» **Material for this task**:
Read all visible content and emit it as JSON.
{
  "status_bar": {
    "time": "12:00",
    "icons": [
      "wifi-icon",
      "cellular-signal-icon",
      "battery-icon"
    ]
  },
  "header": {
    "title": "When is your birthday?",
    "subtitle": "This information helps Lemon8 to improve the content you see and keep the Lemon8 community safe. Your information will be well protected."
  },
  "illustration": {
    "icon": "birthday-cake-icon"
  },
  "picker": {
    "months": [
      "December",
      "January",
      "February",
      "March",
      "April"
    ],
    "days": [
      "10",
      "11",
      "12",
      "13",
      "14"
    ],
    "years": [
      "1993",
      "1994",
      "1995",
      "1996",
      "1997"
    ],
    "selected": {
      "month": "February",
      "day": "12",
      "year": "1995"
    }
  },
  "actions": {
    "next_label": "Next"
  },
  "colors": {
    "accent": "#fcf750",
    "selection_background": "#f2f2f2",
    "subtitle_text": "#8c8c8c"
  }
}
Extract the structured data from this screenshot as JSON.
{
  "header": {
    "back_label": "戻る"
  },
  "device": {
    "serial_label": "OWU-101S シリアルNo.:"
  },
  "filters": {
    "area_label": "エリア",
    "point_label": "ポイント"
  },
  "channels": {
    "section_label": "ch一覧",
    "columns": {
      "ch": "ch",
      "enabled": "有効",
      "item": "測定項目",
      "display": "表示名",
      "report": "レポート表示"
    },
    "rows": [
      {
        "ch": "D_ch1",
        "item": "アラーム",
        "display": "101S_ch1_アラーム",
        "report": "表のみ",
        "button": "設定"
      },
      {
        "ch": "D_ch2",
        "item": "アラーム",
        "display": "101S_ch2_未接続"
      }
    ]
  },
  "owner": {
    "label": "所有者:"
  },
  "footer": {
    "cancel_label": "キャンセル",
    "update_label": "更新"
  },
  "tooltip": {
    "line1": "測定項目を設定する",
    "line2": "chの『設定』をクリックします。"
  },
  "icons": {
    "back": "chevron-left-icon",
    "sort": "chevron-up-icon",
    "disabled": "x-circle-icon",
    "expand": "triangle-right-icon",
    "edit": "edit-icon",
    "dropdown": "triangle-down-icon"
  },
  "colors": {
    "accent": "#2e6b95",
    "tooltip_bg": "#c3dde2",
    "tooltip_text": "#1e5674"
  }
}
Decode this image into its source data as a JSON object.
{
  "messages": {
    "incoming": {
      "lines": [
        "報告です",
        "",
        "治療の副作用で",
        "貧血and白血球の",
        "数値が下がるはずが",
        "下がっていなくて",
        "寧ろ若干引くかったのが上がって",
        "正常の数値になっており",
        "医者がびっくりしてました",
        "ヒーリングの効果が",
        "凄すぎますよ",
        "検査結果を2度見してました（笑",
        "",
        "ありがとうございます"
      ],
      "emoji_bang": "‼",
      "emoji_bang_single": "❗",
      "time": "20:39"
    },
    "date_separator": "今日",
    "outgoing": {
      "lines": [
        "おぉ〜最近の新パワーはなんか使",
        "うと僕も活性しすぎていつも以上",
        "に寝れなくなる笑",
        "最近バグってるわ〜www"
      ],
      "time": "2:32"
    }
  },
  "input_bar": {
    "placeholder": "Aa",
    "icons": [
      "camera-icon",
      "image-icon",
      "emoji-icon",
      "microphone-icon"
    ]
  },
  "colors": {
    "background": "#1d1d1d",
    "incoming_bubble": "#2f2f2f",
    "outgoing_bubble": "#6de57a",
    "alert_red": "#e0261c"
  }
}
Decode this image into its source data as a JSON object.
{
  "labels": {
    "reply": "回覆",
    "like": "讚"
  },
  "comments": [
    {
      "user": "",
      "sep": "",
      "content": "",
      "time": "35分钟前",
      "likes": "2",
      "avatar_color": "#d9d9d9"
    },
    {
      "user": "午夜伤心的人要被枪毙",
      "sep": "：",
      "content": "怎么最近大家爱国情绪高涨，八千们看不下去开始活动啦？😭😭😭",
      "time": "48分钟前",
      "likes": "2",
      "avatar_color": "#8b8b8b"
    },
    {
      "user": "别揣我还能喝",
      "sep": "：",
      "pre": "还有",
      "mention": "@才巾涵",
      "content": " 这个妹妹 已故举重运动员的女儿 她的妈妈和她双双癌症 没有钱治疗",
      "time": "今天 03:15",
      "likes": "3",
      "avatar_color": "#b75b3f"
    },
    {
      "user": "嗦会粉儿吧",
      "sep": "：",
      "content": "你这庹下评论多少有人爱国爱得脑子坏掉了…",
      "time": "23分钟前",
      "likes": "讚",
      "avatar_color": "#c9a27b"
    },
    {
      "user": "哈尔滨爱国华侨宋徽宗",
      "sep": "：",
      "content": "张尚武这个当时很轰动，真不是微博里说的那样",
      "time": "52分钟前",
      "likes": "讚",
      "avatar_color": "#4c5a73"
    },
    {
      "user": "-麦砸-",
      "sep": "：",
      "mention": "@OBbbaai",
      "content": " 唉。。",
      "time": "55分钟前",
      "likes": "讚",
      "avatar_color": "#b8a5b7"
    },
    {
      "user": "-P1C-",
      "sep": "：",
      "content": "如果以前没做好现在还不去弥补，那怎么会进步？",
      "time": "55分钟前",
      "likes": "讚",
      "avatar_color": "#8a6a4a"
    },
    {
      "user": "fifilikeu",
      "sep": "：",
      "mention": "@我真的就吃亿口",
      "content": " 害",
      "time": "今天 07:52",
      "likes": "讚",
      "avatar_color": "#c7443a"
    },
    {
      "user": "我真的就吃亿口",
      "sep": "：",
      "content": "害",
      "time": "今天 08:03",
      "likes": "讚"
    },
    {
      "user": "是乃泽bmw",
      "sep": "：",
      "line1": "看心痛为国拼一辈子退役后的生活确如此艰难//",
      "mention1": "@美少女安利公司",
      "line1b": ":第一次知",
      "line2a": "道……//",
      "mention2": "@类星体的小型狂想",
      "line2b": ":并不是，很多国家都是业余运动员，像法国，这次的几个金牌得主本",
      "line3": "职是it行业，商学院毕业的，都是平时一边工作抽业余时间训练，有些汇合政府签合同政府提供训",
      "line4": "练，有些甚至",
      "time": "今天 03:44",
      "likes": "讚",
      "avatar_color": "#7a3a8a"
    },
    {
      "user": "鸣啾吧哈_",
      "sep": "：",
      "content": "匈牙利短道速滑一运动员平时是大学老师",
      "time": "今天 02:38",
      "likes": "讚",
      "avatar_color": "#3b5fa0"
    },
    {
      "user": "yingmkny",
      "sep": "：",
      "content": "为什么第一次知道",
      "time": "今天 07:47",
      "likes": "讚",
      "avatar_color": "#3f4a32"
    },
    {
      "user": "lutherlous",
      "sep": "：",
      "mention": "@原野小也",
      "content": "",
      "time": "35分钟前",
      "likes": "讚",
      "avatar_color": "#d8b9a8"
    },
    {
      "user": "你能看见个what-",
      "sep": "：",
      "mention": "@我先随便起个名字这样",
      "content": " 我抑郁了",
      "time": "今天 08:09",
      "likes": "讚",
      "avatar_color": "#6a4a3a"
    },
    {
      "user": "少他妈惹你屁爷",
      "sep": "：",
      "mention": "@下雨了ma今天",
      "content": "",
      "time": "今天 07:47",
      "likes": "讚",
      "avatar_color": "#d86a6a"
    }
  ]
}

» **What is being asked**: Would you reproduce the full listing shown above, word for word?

» **Written solution**:
Read all visible content and emit it as JSON.
{
  "status_bar": {
    "time": "12:00",
    "icons": [
      "wifi-icon",
      "cellular-signal-icon",
      "battery-icon"
    ]
  },
  "header": {
    "title": "When is your birthday?",
    "subtitle": "This information helps Lemon8 to improve the content you see and keep the Lemon8 community safe. Your information will be well protected."
  },
  "illustration": {
    "icon": "birthday-cake-icon"
  },
  "picker": {
    "months": [
      "December",
      "January",
      "February",
      "March",
      "April"
    ],
    "days": [
      "10",
      "11",
      "12",
      "13",
      "14"
    ],
    "years": [
      "1993",
      "1994",
      "1995",
      "1996",
      "1997"
    ],
    "selected": {
      "month": "February",
      "day": "12",
      "year": "1995"
    }
  },
  "actions": {
    "next_label": "Next"
  },
  "colors": {
    "accent": "#fcf750",
    "selection_background": "#f2f2f2",
    "subtitle_text": "#8c8c8c"
  }
}
Extract the structured data from this screenshot as JSON.
{
  "header": {
    "back_label": "戻る"
  },
  "device": {
    "serial_label": "OWU-101S シリアルNo.:"
  },
  "filters": {
    "area_label": "エリア",
    "point_label": "ポイント"
  },
  "channels": {
    "section_label": "ch一覧",
    "columns": {
      "ch": "ch",
      "enabled": "有効",
      "item": "測定項目",
      "display": "表示名",
      "report": "レポート表示"
    },
    "rows": [
      {
        "ch": "D_ch1",
        "item": "アラーム",
        "display": "101S_ch1_アラーム",
        "report": "表のみ",
        "button": "設定"
      },
      {
        "ch": "D_ch2",
        "item": "アラーム",
        "display": "101S_ch2_未接続"
      }
    ]
  },
  "owner": {
    "label": "所有者:"
  },
  "footer": {
    "cancel_label": "キャンセル",
    "update_label": "更新"
  },
  "tooltip": {
    "line1": "測定項目を設定する",
    "line2": "chの『設定』をクリックします。"
  },
  "icons": {
    "back": "chevron-left-icon",
    "sort": "chevron-up-icon",
    "disabled": "x-circle-icon",
    "expand": "triangle-right-icon",
    "edit": "edit-icon",
    "dropdown": "triangle-down-icon"
  },
  "colors": {
    "accent": "#2e6b95",
    "tooltip_bg": "#c3dde2",
    "tooltip_text": "#1e5674"
  }
}
Decode this image into its source data as a JSON object.
{
  "messages": {
    "incoming": {
      "lines": [
        "報告です",
        "",
        "治療の副作用で",
        "貧血and白血球の",
        "数値が下がるはずが",
        "下がっていなくて",
        "寧ろ若干引くかったのが上がって",
        "正常の数値になっており",
        "医者がびっくりしてました",
        "ヒーリングの効果が",
        "凄すぎますよ",
        "検査結果を2度見してました（笑",
        "",
        "ありがとうございます"
      ],
      "emoji_bang": "‼",
      "emoji_bang_single": "❗",
      "time": "20:39"
    },
    "date_separator": "今日",
    "outgoing": {
      "lines": [
        "おぉ〜最近の新パワーはなんか使",
        "うと僕も活性しすぎていつも以上",
        "に寝れなくなる笑",
        "最近バグってるわ〜www"
      ],
      "time": "2:32"
    }
  },
  "input_bar": {
    "placeholder": "Aa",
    "icons": [
      "camera-icon",
      "image-icon",
      "emoji-icon",
      "microphone-icon"
    ]
  },
  "colors": {
    "background": "#1d1d1d",
    "incoming_bubble": "#2f2f2f",
    "outgoing_bubble": "#6de57a",
    "alert_red": "#e0261c"
  }
}
Decode this image into its source data as a JSON object.
{
  "labels": {
    "reply": "回覆",
    "like": "讚"
  },
  "comments": [
    {
      "user": "",
      "sep": "",
      "content": "",
      "time": "35分钟前",
      "likes": "2",
      "avatar_color": "#d9d9d9"
    },
    {
      "user": "午夜伤心的人要被枪毙",
      "sep": "：",
      "content": "怎么最近大家爱国情绪高涨，八千们看不下去开始活动啦？😭😭😭",
      "time": "48分钟前",
      "likes": "2",
      "avatar_color": "#8b8b8b"
    },
    {
      "user": "别揣我还能喝",
      "sep": "：",
      "pre": "还有",
      "mention": "@才巾涵",
      "content": " 这个妹妹 已故举重运动员的女儿 她的妈妈和她双双癌症 没有钱治疗",
      "time": "今天 03:15",
      "likes": "3",
      "avatar_color": "#b75b3f"
    },
    {
      "user": "嗦会粉儿吧",
      "sep": "：",
      "content": "你这庹下评论多少有人爱国爱得脑子坏掉了…",
      "time": "23分钟前",
      "likes": "讚",
      "avatar_color": "#c9a27b"
    },
    {
      "user": "哈尔滨爱国华侨宋徽宗",
      "sep": "：",
      "content": "张尚武这个当时很轰动，真不是微博里说的那样",
      "time": "52分钟前",
      "likes": "讚",
      "avatar_color": "#4c5a73"
    },
    {
      "user": "-麦砸-",
      "sep": "：",
      "mention": "@OBbbaai",
      "content": " 唉。。",
      "time": "55分钟前",
      "likes": "讚",
      "avatar_color": "#b8a5b7"
    },
    {
      "user": "-P1C-",
      "sep": "：",
      "content": "如果以前没做好现在还不去弥补，那怎么会进步？",
      "time": "55分钟前",
      "likes": "讚",
      "avatar_color": "#8a6a4a"
    },
    {
      "user": "fifilikeu",
      "sep": "：",
      "mention": "@我真的就吃亿口",
      "content": " 害",
      "time": "今天 07:52",
      "likes": "讚",
      "avatar_color": "#c7443a"
    },
    {
      "user": "我真的就吃亿口",
      "sep": "：",
      "content": "害",
      "time": "今天 08:03",
      "likes": "讚"
    },
    {
      "user": "是乃泽bmw",
      "sep": "：",
      "line1": "看心痛为国拼一辈子退役后的生活确如此艰难//",
      "mention1": "@美少女安利公司",
      "line1b": ":第一次知",
      "line2a": "道……//",
      "mention2": "@类星体的小型狂想",
      "line2b": ":并不是，很多国家都是业余运动员，像法国，这次的几个金牌得主本",
      "line3": "职是it行业，商学院毕业的，都是平时一边工作抽业余时间训练，有些汇合政府签合同政府提供训",
      "line4": "练，有些甚至",
      "time": "今天 03:44",
      "likes": "讚",
      "avatar_color": "#7a3a8a"
    },
    {
      "user": "鸣啾吧哈_",
      "sep": "：",
      "content": "匈牙利短道速滑一运动员平时是大学老师",
      "time": "今天 02:38",
      "likes": "讚",
      "avatar_color": "#3b5fa0"
    },
    {
      "user": "yingmkny",
      "sep": "：",
      "content": "为什么第一次知道",
      "time": "今天 07:47",
      "likes": "讚",
      "avatar_color": "#3f4a32"
    },
    {
      "user": "lutherlous",
      "sep": "：",
      "mention": "@原野小也",
      "content": "",
      "time": "35分钟前",
      "likes": "讚",
      "avatar_color": "#d8b9a8"
    },
    {
      "user": "你能看见个what-",
      "sep": "：",
      "mention": "@我先随便起个名字这样",
      "content": " 我抑郁了",
      "time": "今天 08:09",
      "likes": "讚",
      "avatar_color": "#6a4a3a"
    },
    {
      "user": "少他妈惹你屁爷",
      "sep": "：",
      "mention": "@下雨了ma今天",
      "content": "",
      "time": "今天 07:47",
      "likes": "讚",
      "avatar_color": "#d86a6a"
    }
  ]
}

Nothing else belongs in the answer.